DATA RECORDS =
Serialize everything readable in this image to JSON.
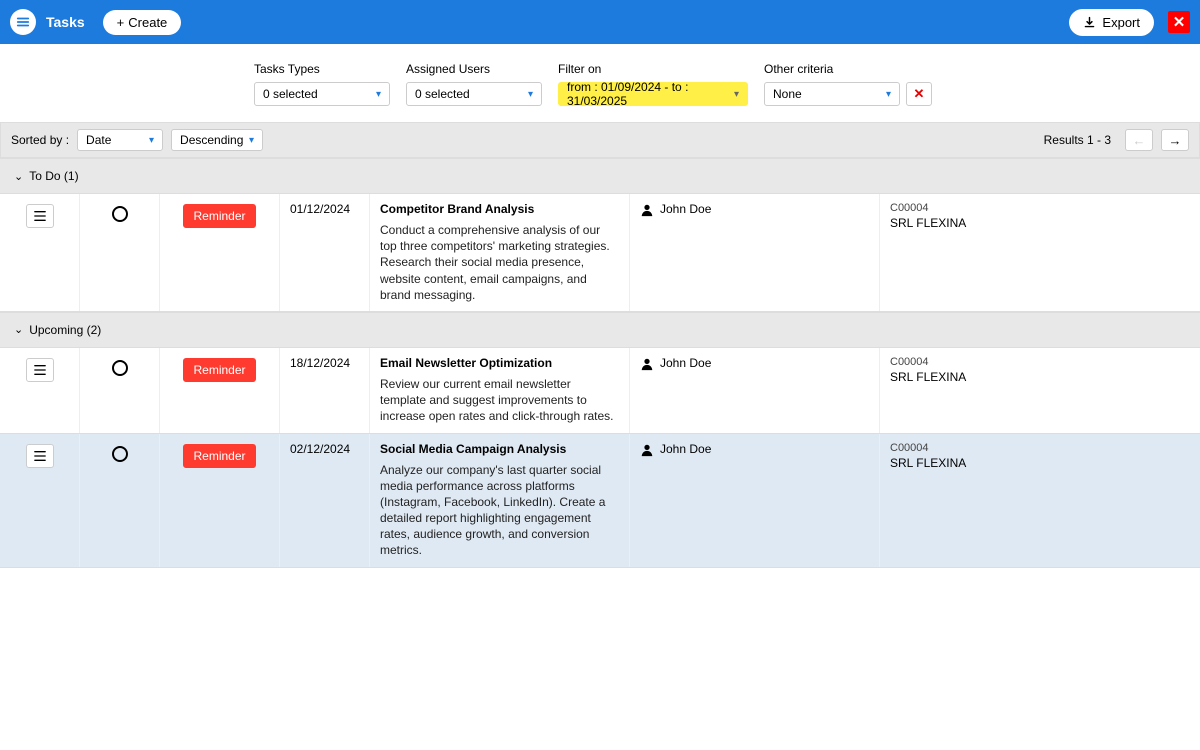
{
  "header": {
    "title": "Tasks",
    "create_label": "Create",
    "export_label": "Export"
  },
  "filters": {
    "types_label": "Tasks Types",
    "types_value": "0 selected",
    "users_label": "Assigned Users",
    "users_value": "0 selected",
    "filteron_label": "Filter on",
    "filteron_value": "from : 01/09/2024 - to : 31/03/2025",
    "criteria_label": "Other criteria",
    "criteria_value": "None"
  },
  "sort": {
    "label": "Sorted by :",
    "field": "Date",
    "direction": "Descending",
    "results": "Results 1 - 3"
  },
  "sections": {
    "todo_label": "To Do (1)",
    "upcoming_label": "Upcoming (2)"
  },
  "tasks": [
    {
      "tag": "Reminder",
      "date": "01/12/2024",
      "title": "Competitor Brand Analysis",
      "desc": "Conduct a comprehensive analysis of our top three competitors' marketing strategies. Research their social media presence, website content, email campaigns, and brand messaging.",
      "user": "John Doe",
      "company_code": "C00004",
      "company_name": "SRL FLEXINA"
    },
    {
      "tag": "Reminder",
      "date": "18/12/2024",
      "title": "Email Newsletter Optimization",
      "desc": "Review our current email newsletter template and suggest improvements to increase open rates and click-through rates.",
      "user": "John Doe",
      "company_code": "C00004",
      "company_name": "SRL FLEXINA"
    },
    {
      "tag": "Reminder",
      "date": "02/12/2024",
      "title": "Social Media Campaign Analysis",
      "desc": "Analyze our company's last quarter social media performance across platforms (Instagram, Facebook, LinkedIn). Create a detailed report highlighting engagement rates, audience growth, and conversion metrics.",
      "user": "John Doe",
      "company_code": "C00004",
      "company_name": "SRL FLEXINA"
    }
  ]
}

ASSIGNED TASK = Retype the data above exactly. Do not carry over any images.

TASK SOLUTION =
Serialize everything readable in this image to JSON.
{
  "header": {
    "title": "Tasks",
    "create_label": "Create",
    "export_label": "Export"
  },
  "filters": {
    "types_label": "Tasks Types",
    "types_value": "0 selected",
    "users_label": "Assigned Users",
    "users_value": "0 selected",
    "filteron_label": "Filter on",
    "filteron_value": "from : 01/09/2024 - to : 31/03/2025",
    "criteria_label": "Other criteria",
    "criteria_value": "None"
  },
  "sort": {
    "label": "Sorted by :",
    "field": "Date",
    "direction": "Descending",
    "results": "Results 1 - 3"
  },
  "sections": {
    "todo_label": "To Do (1)",
    "upcoming_label": "Upcoming (2)"
  },
  "tasks": [
    {
      "tag": "Reminder",
      "date": "01/12/2024",
      "title": "Competitor Brand Analysis",
      "desc": "Conduct a comprehensive analysis of our top three competitors' marketing strategies. Research their social media presence, website content, email campaigns, and brand messaging.",
      "user": "John Doe",
      "company_code": "C00004",
      "company_name": "SRL FLEXINA"
    },
    {
      "tag": "Reminder",
      "date": "18/12/2024",
      "title": "Email Newsletter Optimization",
      "desc": "Review our current email newsletter template and suggest improvements to increase open rates and click-through rates.",
      "user": "John Doe",
      "company_code": "C00004",
      "company_name": "SRL FLEXINA"
    },
    {
      "tag": "Reminder",
      "date": "02/12/2024",
      "title": "Social Media Campaign Analysis",
      "desc": "Analyze our company's last quarter social media performance across platforms (Instagram, Facebook, LinkedIn). Create a detailed report highlighting engagement rates, audience growth, and conversion metrics.",
      "user": "John Doe",
      "company_code": "C00004",
      "company_name": "SRL FLEXINA"
    }
  ]
}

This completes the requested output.